Guardian iPhone app. Released today, ad-free, £2.39 for the application, has an excellent offline mode. I helped build the backend web service, which is a Django app running on EC2. # 14th December 2009, 1:29 pm

Fixing Django Management Commands. Zachary Voase proposes dramatically improving Django’s management command API for Django 1.3. I’m in favour—management commands are one of the only APIs in Django that I have to look up every single time I use. My optfunc library was written partially with management commands in mind—Zachary favours the argparse library. # 9th December 2009, 8:41 am
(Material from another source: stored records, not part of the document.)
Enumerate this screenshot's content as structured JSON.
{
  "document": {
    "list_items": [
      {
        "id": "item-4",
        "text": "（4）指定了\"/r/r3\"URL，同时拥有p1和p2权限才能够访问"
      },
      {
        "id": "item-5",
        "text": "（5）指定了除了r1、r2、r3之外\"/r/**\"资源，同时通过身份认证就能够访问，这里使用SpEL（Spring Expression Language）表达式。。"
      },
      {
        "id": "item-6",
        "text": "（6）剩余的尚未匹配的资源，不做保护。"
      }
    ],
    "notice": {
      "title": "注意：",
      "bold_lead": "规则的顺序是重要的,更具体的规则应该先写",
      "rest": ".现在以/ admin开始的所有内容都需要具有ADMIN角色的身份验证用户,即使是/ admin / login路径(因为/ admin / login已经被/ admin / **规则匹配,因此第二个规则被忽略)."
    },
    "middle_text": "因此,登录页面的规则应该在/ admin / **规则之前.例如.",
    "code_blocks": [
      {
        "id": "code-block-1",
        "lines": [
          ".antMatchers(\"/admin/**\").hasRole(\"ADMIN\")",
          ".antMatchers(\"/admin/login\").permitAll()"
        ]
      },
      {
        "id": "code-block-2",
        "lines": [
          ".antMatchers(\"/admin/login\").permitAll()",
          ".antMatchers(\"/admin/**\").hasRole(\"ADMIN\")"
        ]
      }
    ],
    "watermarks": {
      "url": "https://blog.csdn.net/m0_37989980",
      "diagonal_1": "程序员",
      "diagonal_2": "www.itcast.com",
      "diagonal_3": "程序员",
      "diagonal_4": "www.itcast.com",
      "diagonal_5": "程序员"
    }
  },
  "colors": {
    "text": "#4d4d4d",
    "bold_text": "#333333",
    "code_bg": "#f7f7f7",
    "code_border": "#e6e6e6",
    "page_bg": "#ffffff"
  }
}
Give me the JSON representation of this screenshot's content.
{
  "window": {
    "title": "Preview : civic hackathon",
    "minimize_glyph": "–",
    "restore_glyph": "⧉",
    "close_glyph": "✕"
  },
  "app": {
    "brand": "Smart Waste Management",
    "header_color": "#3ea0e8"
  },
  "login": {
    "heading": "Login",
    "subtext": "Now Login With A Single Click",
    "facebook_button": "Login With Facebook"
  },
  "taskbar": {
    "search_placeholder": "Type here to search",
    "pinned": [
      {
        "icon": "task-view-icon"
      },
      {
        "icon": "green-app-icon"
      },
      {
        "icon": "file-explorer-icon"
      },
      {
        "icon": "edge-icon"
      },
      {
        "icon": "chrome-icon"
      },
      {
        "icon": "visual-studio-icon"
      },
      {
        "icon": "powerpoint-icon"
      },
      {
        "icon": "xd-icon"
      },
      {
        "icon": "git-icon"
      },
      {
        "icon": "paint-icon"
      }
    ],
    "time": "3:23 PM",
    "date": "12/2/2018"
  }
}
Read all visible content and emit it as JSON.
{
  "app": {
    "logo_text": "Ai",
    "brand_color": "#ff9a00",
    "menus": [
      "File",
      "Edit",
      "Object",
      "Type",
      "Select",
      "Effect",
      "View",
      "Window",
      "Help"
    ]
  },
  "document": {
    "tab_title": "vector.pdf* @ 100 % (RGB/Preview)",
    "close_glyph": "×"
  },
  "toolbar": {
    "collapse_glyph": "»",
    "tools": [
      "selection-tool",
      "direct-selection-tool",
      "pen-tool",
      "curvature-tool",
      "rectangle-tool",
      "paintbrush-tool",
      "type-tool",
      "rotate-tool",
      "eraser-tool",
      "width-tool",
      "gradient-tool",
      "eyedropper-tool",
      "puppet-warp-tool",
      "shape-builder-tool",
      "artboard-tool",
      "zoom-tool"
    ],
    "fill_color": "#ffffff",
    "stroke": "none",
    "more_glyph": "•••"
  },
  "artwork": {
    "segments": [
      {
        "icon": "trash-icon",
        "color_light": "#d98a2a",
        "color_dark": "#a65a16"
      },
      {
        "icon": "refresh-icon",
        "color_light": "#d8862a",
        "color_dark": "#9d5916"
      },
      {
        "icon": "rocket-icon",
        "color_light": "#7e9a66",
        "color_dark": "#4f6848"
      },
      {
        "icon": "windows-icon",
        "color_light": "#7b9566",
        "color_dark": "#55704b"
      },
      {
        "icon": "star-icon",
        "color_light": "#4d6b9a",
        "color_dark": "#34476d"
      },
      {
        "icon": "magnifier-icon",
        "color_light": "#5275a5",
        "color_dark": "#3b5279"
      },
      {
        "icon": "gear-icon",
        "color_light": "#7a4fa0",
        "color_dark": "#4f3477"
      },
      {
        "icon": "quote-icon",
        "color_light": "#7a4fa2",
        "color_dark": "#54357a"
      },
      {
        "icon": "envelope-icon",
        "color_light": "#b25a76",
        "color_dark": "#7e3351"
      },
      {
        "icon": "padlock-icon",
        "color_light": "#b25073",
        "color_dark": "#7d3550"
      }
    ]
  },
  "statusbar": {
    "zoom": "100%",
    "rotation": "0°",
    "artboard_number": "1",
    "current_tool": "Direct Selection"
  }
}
Python’s Moratorium—Let’s think about this. Jesse Noller explains the thinking behind the Python Language Moratorium (no new language features until Python 3.3) in great detail. It’s principally about allowing both end users and alternative implementations to catch up. The standard library will continue to evolve as normal. # 5th December 2009, 5:33 pm

What’s coming in Django 1.2 (presentation notes). I wrote up some background notes for the talk on Django 1.2 I gave at DJUGL last week. # 5th December 2009, 5:10 pm

Namespaces. Python’s approach to imports is possibly my favourite feature of the language. I love being able to scan up to the top of a file in my text editor and see exactly where every symbol comes from, no IDE required. # 2nd December 2009, 9:31 am

Represent. Andrei Scheinkman and Derek Willis describe how they built the NYTimes Represent feature using GeoDjango and PostGIS. # 29th December 2008, 10:10 pm

pygooglechart. I tried a bunch of Python wrappers for Google Charts and liked this one best. # 22nd December 2008, 11:43 am

Represent and GeoDjango. The NYTimes new Represent application is built on GeoDjango. # 20th December 2008, 9:07 pm

How to install lxml python module on mac os 10.5 (leopard). Instructions that work! Finally, I can find out what all the fuss is about. # 15th December 2008, 12:05 am

On packaging. James Bennett discusses the problems with setuptools (and ruby gems), and recommends Ian Bicking’s pip as a setuptools replacement. # 14th December 2008, 4:57 pm